The Holy Temple of Agios Athanasios awaits nearby at the Kastro. This 11th century place of worship was the very first temple on the island.
The Church of the Nativity of Christ
The 1765 Skopelos Church of the Nativity of Christ is just a short walk away from the Panagitsa of Pyrgos. Various important relics are stored here and available for viewing, including relics of St. Riginos (the island’s patron saint).
Alexis Orlov, a Russian soldier, donated the church bell in 1770. It was donated as a thank you for the islander’s assistance in defeating a Turkish fleet during the battle of Cesme that same year.
The Church of Panagia Eleftherotria
Taking a left turn at Platanos Square leads you to a narrow cobbled street with a few local stores and a beautiful stone church. This is the church of Panagia Eleftherotria.
There is some debate as to the initial construction date of the church. The inscriptions above the door state it as 1871. However, smaller marbles around the building reference the 16th century.
The church has been built in a Byzantine style, quite unlike the vast majority of other Skopelos churches. You will not find another church that looks like this one across the whole island.
The Holy Temple of Agioi Apostoloi
The 11th century Holy Temple of Agioi Apostoloi can be found next to the Town Hall, in the heart of Old Town Skopelos. It is believed that an ancient temple devoted to the Goddess Athena once stood on these grounds.
Agioi Apostoloi was expanded and renovated in the centuries following the 11th century. Many of its frescoes and murals date back to the 16th century.
The Church of Agios Michail Synadon
The church of Agios Michail Synadon sits just beneath the Kastro in the Chora. One of the most unique and interesting things about this church is the five Roman sarcophagi that have been built into the walls.

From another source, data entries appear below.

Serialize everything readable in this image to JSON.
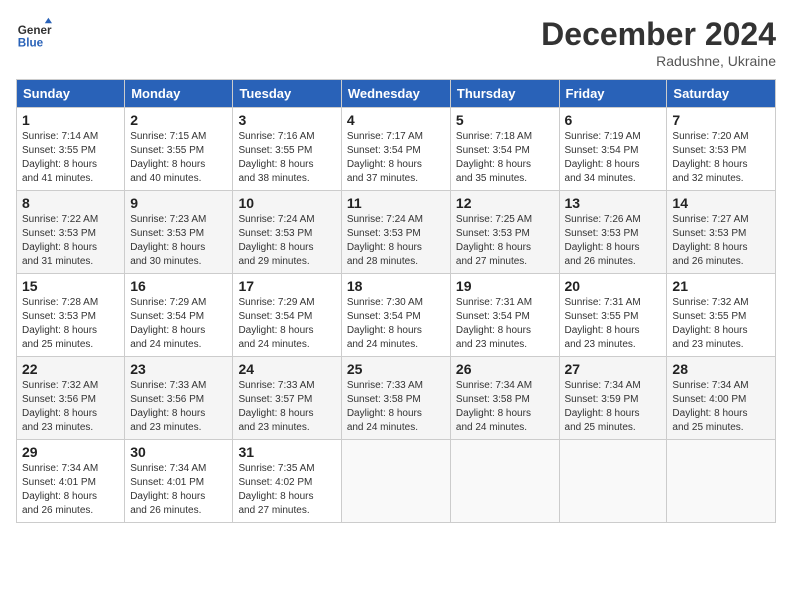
{
  "header": {
    "logo_line1": "General",
    "logo_line2": "Blue",
    "month_title": "December 2024",
    "location": "Radushne, Ukraine"
  },
  "weekdays": [
    "Sunday",
    "Monday",
    "Tuesday",
    "Wednesday",
    "Thursday",
    "Friday",
    "Saturday"
  ],
  "weeks": [
    [
      {
        "day": "1",
        "info": "Sunrise: 7:14 AM\nSunset: 3:55 PM\nDaylight: 8 hours\nand 41 minutes."
      },
      {
        "day": "2",
        "info": "Sunrise: 7:15 AM\nSunset: 3:55 PM\nDaylight: 8 hours\nand 40 minutes."
      },
      {
        "day": "3",
        "info": "Sunrise: 7:16 AM\nSunset: 3:55 PM\nDaylight: 8 hours\nand 38 minutes."
      },
      {
        "day": "4",
        "info": "Sunrise: 7:17 AM\nSunset: 3:54 PM\nDaylight: 8 hours\nand 37 minutes."
      },
      {
        "day": "5",
        "info": "Sunrise: 7:18 AM\nSunset: 3:54 PM\nDaylight: 8 hours\nand 35 minutes."
      },
      {
        "day": "6",
        "info": "Sunrise: 7:19 AM\nSunset: 3:54 PM\nDaylight: 8 hours\nand 34 minutes."
      },
      {
        "day": "7",
        "info": "Sunrise: 7:20 AM\nSunset: 3:53 PM\nDaylight: 8 hours\nand 32 minutes."
      }
    ],
    [
      {
        "day": "8",
        "info": "Sunrise: 7:22 AM\nSunset: 3:53 PM\nDaylight: 8 hours\nand 31 minutes."
      },
      {
        "day": "9",
        "info": "Sunrise: 7:23 AM\nSunset: 3:53 PM\nDaylight: 8 hours\nand 30 minutes."
      },
      {
        "day": "10",
        "info": "Sunrise: 7:24 AM\nSunset: 3:53 PM\nDaylight: 8 hours\nand 29 minutes."
      },
      {
        "day": "11",
        "info": "Sunrise: 7:24 AM\nSunset: 3:53 PM\nDaylight: 8 hours\nand 28 minutes."
      },
      {
        "day": "12",
        "info": "Sunrise: 7:25 AM\nSunset: 3:53 PM\nDaylight: 8 hours\nand 27 minutes."
      },
      {
        "day": "13",
        "info": "Sunrise: 7:26 AM\nSunset: 3:53 PM\nDaylight: 8 hours\nand 26 minutes."
      },
      {
        "day": "14",
        "info": "Sunrise: 7:27 AM\nSunset: 3:53 PM\nDaylight: 8 hours\nand 26 minutes."
      }
    ],
    [
      {
        "day": "15",
        "info": "Sunrise: 7:28 AM\nSunset: 3:53 PM\nDaylight: 8 hours\nand 25 minutes."
      },
      {
        "day": "16",
        "info": "Sunrise: 7:29 AM\nSunset: 3:54 PM\nDaylight: 8 hours\nand 24 minutes."
      },
      {
        "day": "17",
        "info": "Sunrise: 7:29 AM\nSunset: 3:54 PM\nDaylight: 8 hours\nand 24 minutes."
      },
      {
        "day": "18",
        "info": "Sunrise: 7:30 AM\nSunset: 3:54 PM\nDaylight: 8 hours\nand 24 minutes."
      },
      {
        "day": "19",
        "info": "Sunrise: 7:31 AM\nSunset: 3:54 PM\nDaylight: 8 hours\nand 23 minutes."
      },
      {
        "day": "20",
        "info": "Sunrise: 7:31 AM\nSunset: 3:55 PM\nDaylight: 8 hours\nand 23 minutes."
      },
      {
        "day": "21",
        "info": "Sunrise: 7:32 AM\nSunset: 3:55 PM\nDaylight: 8 hours\nand 23 minutes."
      }
    ],
    [
      {
        "day": "22",
        "info": "Sunrise: 7:32 AM\nSunset: 3:56 PM\nDaylight: 8 hours\nand 23 minutes."
      },
      {
        "day": "23",
        "info": "Sunrise: 7:33 AM\nSunset: 3:56 PM\nDaylight: 8 hours\nand 23 minutes."
      },
      {
        "day": "24",
        "info": "Sunrise: 7:33 AM\nSunset: 3:57 PM\nDaylight: 8 hours\nand 23 minutes."
      },
      {
        "day": "25",
        "info": "Sunrise: 7:33 AM\nSunset: 3:58 PM\nDaylight: 8 hours\nand 24 minutes."
      },
      {
        "day": "26",
        "info": "Sunrise: 7:34 AM\nSunset: 3:58 PM\nDaylight: 8 hours\nand 24 minutes."
      },
      {
        "day": "27",
        "info": "Sunrise: 7:34 AM\nSunset: 3:59 PM\nDaylight: 8 hours\nand 25 minutes."
      },
      {
        "day": "28",
        "info": "Sunrise: 7:34 AM\nSunset: 4:00 PM\nDaylight: 8 hours\nand 25 minutes."
      }
    ],
    [
      {
        "day": "29",
        "info": "Sunrise: 7:34 AM\nSunset: 4:01 PM\nDaylight: 8 hours\nand 26 minutes."
      },
      {
        "day": "30",
        "info": "Sunrise: 7:34 AM\nSunset: 4:01 PM\nDaylight: 8 hours\nand 26 minutes."
      },
      {
        "day": "31",
        "info": "Sunrise: 7:35 AM\nSunset: 4:02 PM\nDaylight: 8 hours\nand 27 minutes."
      },
      null,
      null,
      null,
      null
    ]
  ]
}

There is little information as to who these graves belong to and why. Similarly, you can also find the remnants of a Greek burial site here, with faded inscriptions that point back to the 2nd century.
The church itself dates back to the 17th century. However many of the graves and inscriptions date back to the 1st and 2nd centuries.

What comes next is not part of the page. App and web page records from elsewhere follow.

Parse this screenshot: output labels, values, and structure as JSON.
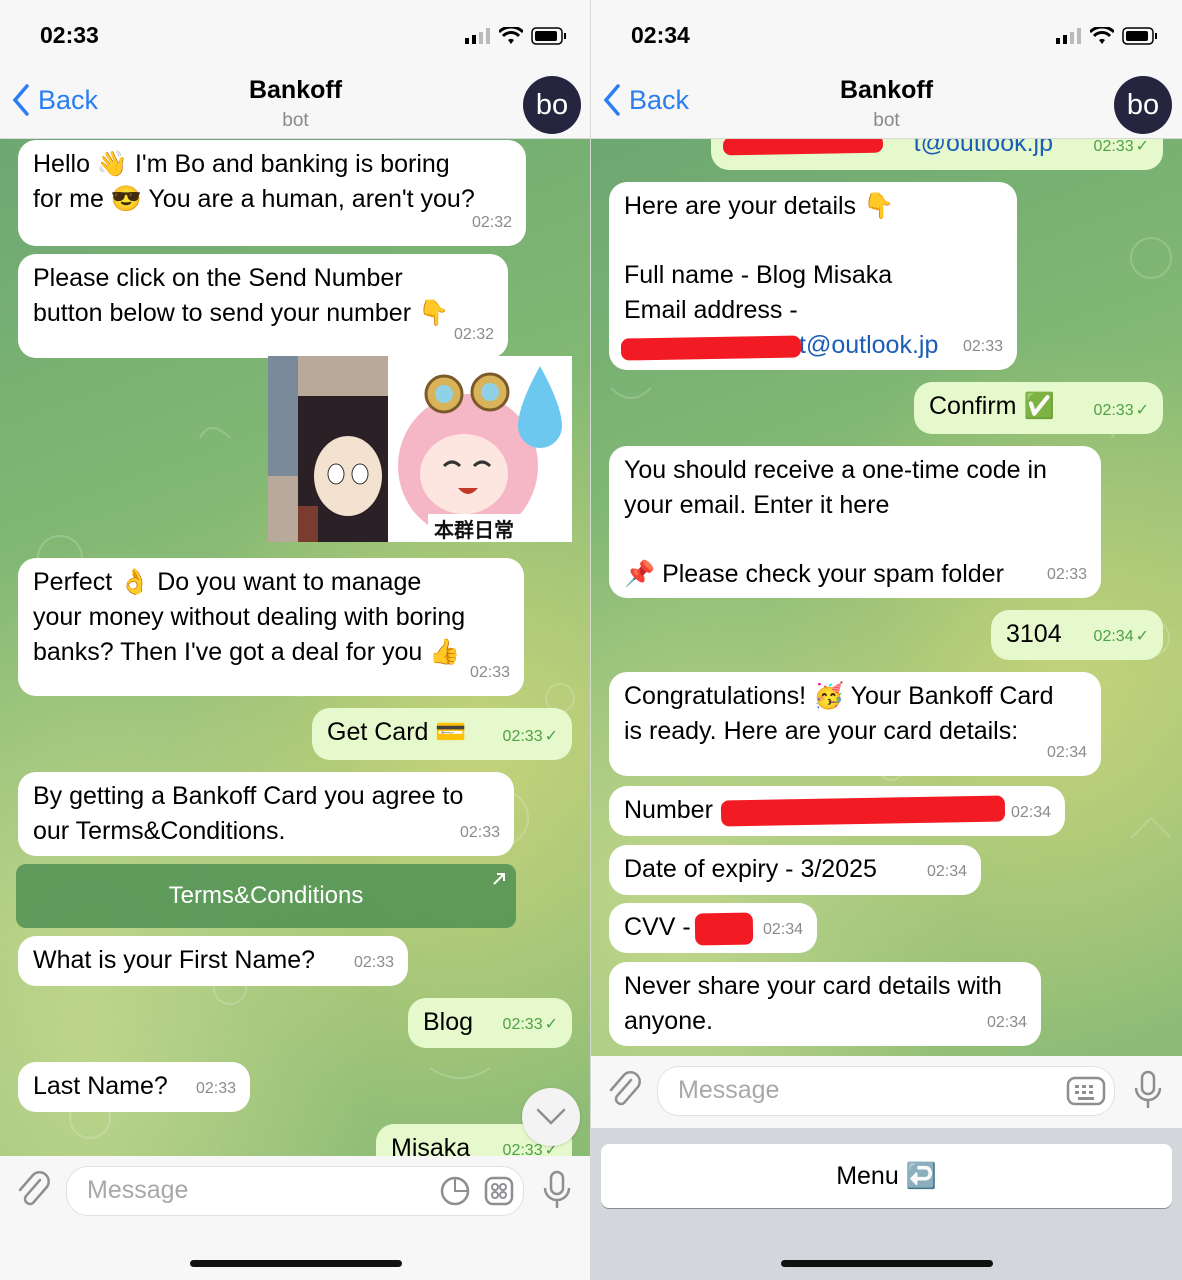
{
  "left": {
    "status_time": "02:33",
    "nav": {
      "back_label": "Back",
      "title": "Bankoff",
      "subtitle": "bot",
      "avatar": "bo"
    },
    "messages": {
      "m1": {
        "text_a": "Hello 👋 I'm Bo and banking is boring",
        "text_b": "for me 😎 You are a human, aren't you?",
        "time": "02:32"
      },
      "m2": {
        "text_a": "Please click on the Send Number",
        "text_b": "button below to send your number 👇",
        "time": "02:32"
      },
      "sticker_caption": "本群日常",
      "m3": {
        "text_a": "Perfect 👌 Do you want to manage",
        "text_b": "your money without dealing with boring",
        "text_c": "banks? Then I've got a deal for you 👍",
        "time": "02:33"
      },
      "m4": {
        "text": "Get Card 💳",
        "time": "02:33"
      },
      "m5": {
        "text_a": "By getting a Bankoff Card you agree to",
        "text_b": "our Terms&Conditions.",
        "time": "02:33"
      },
      "tc_button": "Terms&Conditions",
      "m6": {
        "text": "What is your First Name?",
        "time": "02:33"
      },
      "m7": {
        "text": "Blog",
        "time": "02:33"
      },
      "m8": {
        "text": "Last Name?",
        "time": "02:33"
      },
      "m9": {
        "text": "Misaka",
        "time": "02:33"
      }
    },
    "input_placeholder": "Message"
  },
  "right": {
    "status_time": "02:34",
    "nav": {
      "back_label": "Back",
      "title": "Bankoff",
      "subtitle": "bot",
      "avatar": "bo"
    },
    "messages": {
      "r0": {
        "text": "t@outlook.jp",
        "time": "02:33"
      },
      "r1": {
        "text_a": "Here are your details 👇",
        "text_b": "Full name - Blog  Misaka",
        "text_c": "Email address -",
        "text_d": "t@outlook.jp",
        "time": "02:33"
      },
      "r2": {
        "text": "Confirm ✅",
        "time": "02:33"
      },
      "r3": {
        "text_a": "You should receive a one-time code in",
        "text_b": "your email. Enter it here",
        "text_c": "📌 Please check your spam folder",
        "time": "02:33"
      },
      "r4": {
        "text": "3104",
        "time": "02:34"
      },
      "r5": {
        "text_a": "Congratulations! 🥳 Your Bankoff Card",
        "text_b": "is ready. Here are your card details:",
        "time": "02:34"
      },
      "r6": {
        "text": "Number",
        "time": "02:34"
      },
      "r7": {
        "text": "Date of expiry - 3/2025",
        "time": "02:34"
      },
      "r8": {
        "text": "CVV -",
        "time": "02:34"
      },
      "r9": {
        "text_a": "Never share your card details with",
        "text_b": "anyone.",
        "time": "02:34"
      }
    },
    "input_placeholder": "Message",
    "menu_button": "Menu ↩️"
  },
  "colors": {
    "accent": "#2a7ef0",
    "outgoing_bubble": "#e5f9cc",
    "incoming_bubble": "#ffffff",
    "avatar_bg": "#262540",
    "redaction": "#f21b24"
  },
  "icons": [
    "chevron-left-icon",
    "signal-icon",
    "wifi-icon",
    "battery-icon",
    "paperclip-icon",
    "sticker-icon",
    "grid-icon",
    "microphone-icon",
    "keyboard-icon",
    "chevron-down-icon",
    "external-link-icon"
  ]
}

Churches aside, there are 24 monasteries in Skopelos. Three of these are Byzantine monasteries.
Some of the most impressive and easily accessed sit on the slopes of Mount Palouki. The T1 hiking trail connects Skopelos town to the monasteries of Sotiros (the saviour), Prodromou (the baptist), St. Barbara, and Evangelistria.
You will also find the stunning Skopelos churches of St Anna and the Holy Trinity, and the Archangels along this route. Most monasteries and churches in Palouki tend to open at around 8am, close for siesta around 2.30pm, and then open again from 5.30pm until around 8.30pm. It is prudent to check the specific timings with your hotel before you set out as this is often subject to change.
The Monastery of Agios Riginos
The Monastery of Agios Riginos sits 4km south of the town. It is dedicated to the patron saint of Skopelos and in fact, there is an interesting story of magic and legends that surrounds him.
Legend has it that the area of Skopelos that sits between Stafylos and Cape Amarandos is known as Drakontoschima. Yes, like dragons.
The story states that in ancient times, Skopelos was inhabited by a dragon that terrorised and killed all of the people living on the island. That is, until the Skopeliti hero, Agios Riginos chased him towards the sea where he veered off a cliff.
This gorgeous, red roof monastery was built in 1728. It was then restored and repaired in 1960.
The Monastery of the Archangels (Taxiarches)
The 1672 Monastery of the Archangels (Taxiarches) lies 2.5km away from the village of Glossa in northwestern Skopelos. It is widely regarded as being one of the finest pieces of post-Byzantine era architecture in the entirety of the Sporades islands.
Do you have any further questions about Skopelos churches or greek island hopping? Feel free to drop a comment in the box below.
I made the move to Greece in 2017 and have lived here ever since. I spent eight months in Skopelos from 2020/21.
Safe travels! Melissa xo